Data about app and page elements:

• • • • •

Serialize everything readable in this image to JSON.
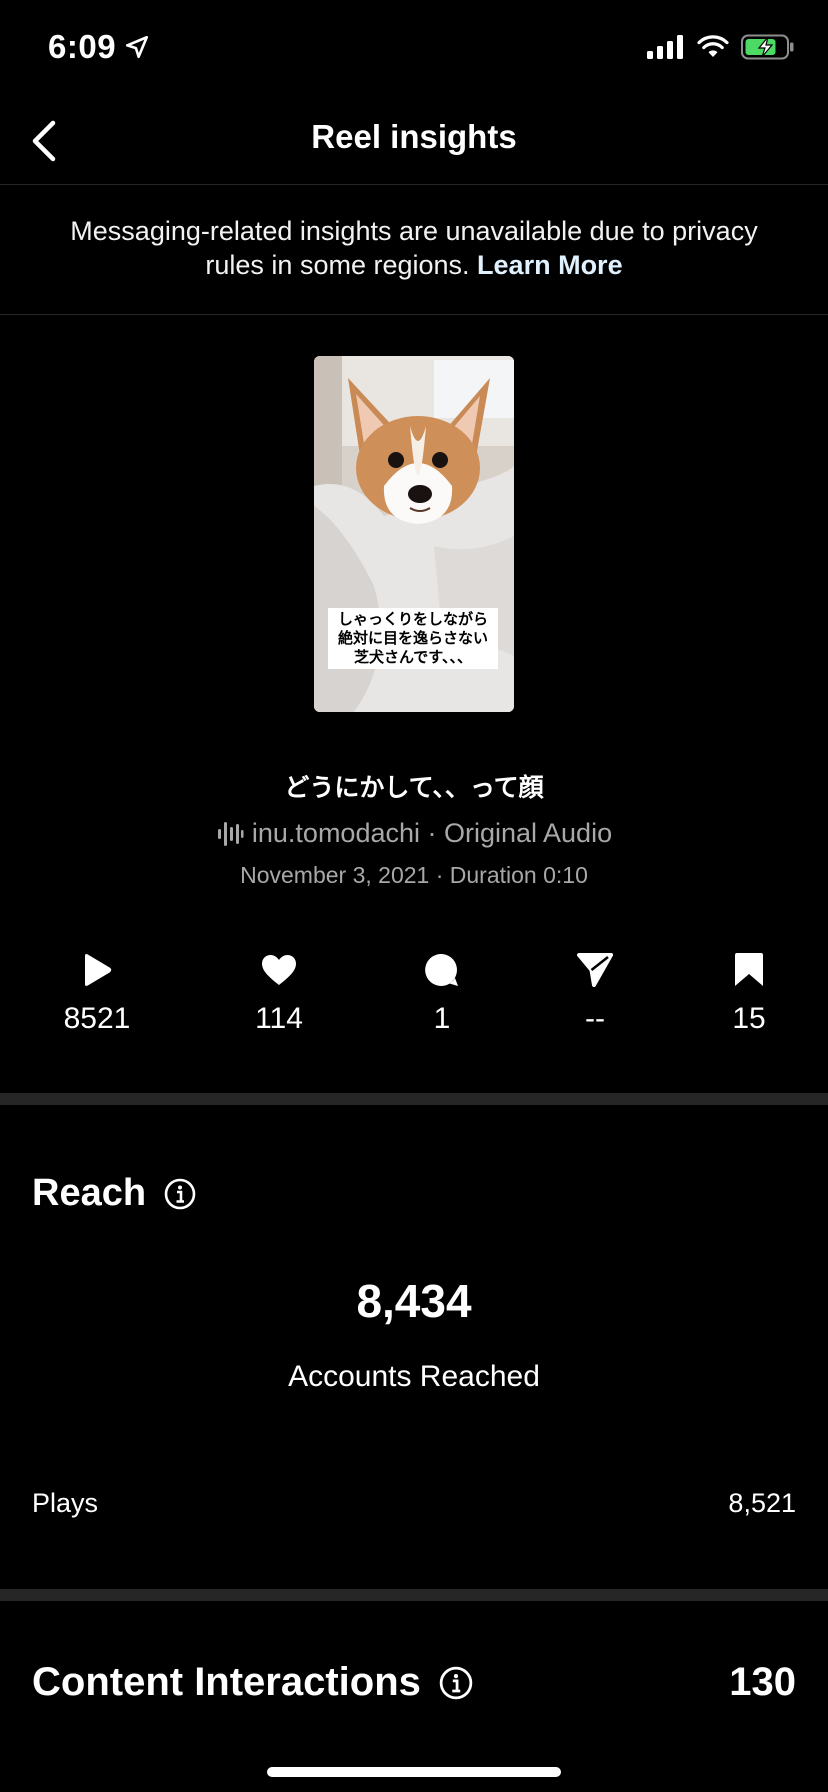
{
  "status_bar": {
    "time": "6:09"
  },
  "header": {
    "title": "Reel insights",
    "back_icon": "chevron-left-icon"
  },
  "notice": {
    "text": "Messaging-related insights are unavailable due to privacy rules in some regions.",
    "link": "Learn More"
  },
  "reel": {
    "thumbnail_caption": "しゃっくりをしながら\n絶対に目を逸らさない\n芝犬さんです、、、",
    "title": "どうにかして、、って顔",
    "audio_icon": "audio-waveform-icon",
    "audio": "inu.tomodachi · Original Audio",
    "date_duration": "November 3, 2021 · Duration 0:10"
  },
  "stats": [
    {
      "icon": "play-icon",
      "value": "8521"
    },
    {
      "icon": "heart-icon",
      "value": "114"
    },
    {
      "icon": "comment-icon",
      "value": "1"
    },
    {
      "icon": "send-icon",
      "value": "--"
    },
    {
      "icon": "bookmark-icon",
      "value": "15"
    }
  ],
  "reach": {
    "title": "Reach",
    "accounts_reached_value": "8,434",
    "accounts_reached_label": "Accounts Reached",
    "plays_label": "Plays",
    "plays_value": "8,521"
  },
  "content_interactions": {
    "title": "Content Interactions",
    "value": "130"
  },
  "colors": {
    "background": "#000000",
    "text": "#ffffff",
    "secondary_text": "#a8a8a8",
    "divider": "#262626",
    "battery_green": "#4cd964"
  }
}
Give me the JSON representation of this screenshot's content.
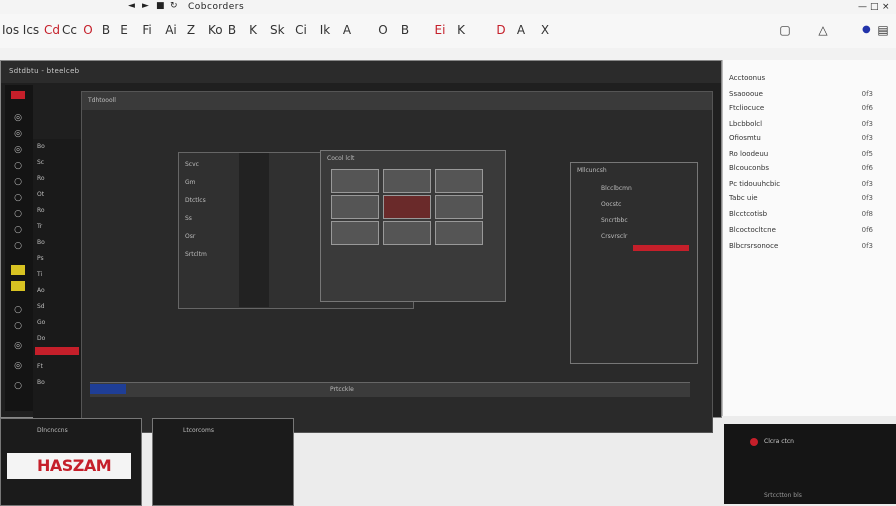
{
  "app": {
    "title": "Cobcorders"
  },
  "toolbar": {
    "buttons": [
      "Ios",
      "Ics",
      "Cd",
      "Cc",
      "O",
      "B",
      "E",
      "Fi",
      "Ai",
      "Z",
      "Ko",
      "B",
      "K",
      "Sk",
      "Ci",
      "Ik",
      "A",
      "O",
      "B",
      "Ei",
      "K",
      "D",
      "A",
      "X"
    ]
  },
  "main": {
    "header_text": "Sdtdbtu - bteelceb",
    "inner_header": "Tdhtoooll",
    "viewer_label": "Cocol lclt",
    "right_doc_header": "Mllcuncsh",
    "timeline_label": "Prtcckle",
    "side_labels": [
      "Bo",
      "Sc",
      "Ro",
      "Ot",
      "Ro",
      "Tr",
      "Bo",
      "Ps",
      "Ti",
      "Ao",
      "Sd",
      "Go",
      "Do",
      "Ft",
      "Bo"
    ],
    "editor_lines": [
      "Scvc",
      "Gm",
      "Dtctlcs",
      "Ss",
      "Osr",
      "Srtcltm"
    ],
    "right_doc_lines": [
      "Blcclbcmn",
      "Oocstc",
      "Sncrtbbc",
      "Crsvrsclr"
    ]
  },
  "right_panel": {
    "items": [
      {
        "label": "Acctoonus",
        "num": ""
      },
      {
        "label": "Ssaoooue",
        "num": "0f3"
      },
      {
        "label": "Ftcliocuce",
        "num": "0f6"
      },
      {
        "label": "Lbcbbolcl",
        "num": "0f3"
      },
      {
        "label": "Ofiosmtu",
        "num": "0f3"
      },
      {
        "label": "Ro loodeuu",
        "num": "0f5"
      },
      {
        "label": "Blcouconbs",
        "num": "0f6"
      },
      {
        "label": "Pc tidouuhcbic",
        "num": "0f3"
      },
      {
        "label": "Tabc uie",
        "num": "0f3"
      },
      {
        "label": "Blcctcotisb",
        "num": "0f8"
      },
      {
        "label": "Blcoctocltcne",
        "num": "0f6"
      },
      {
        "label": "Blbcrsrsonoce",
        "num": "0f3"
      }
    ]
  },
  "bottom": {
    "left_label": "Dlncnccns",
    "logo": "HASZAM",
    "mid_label": "Ltcorcoms",
    "right_label": "Clcra ctcn",
    "right_footer": "Srtcctton bls"
  },
  "colors": {
    "accent_red": "#c51f2a",
    "accent_yellow": "#d8c322",
    "accent_blue": "#1f3e96"
  }
}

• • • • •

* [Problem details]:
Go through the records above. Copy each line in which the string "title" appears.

* [Answer space]:
    "title": "Reel insights",
    "title": "どうにかして、、って顔",
    "title": "Reach",
    "title": "Content Interactions",
    "title": "Cobcorders"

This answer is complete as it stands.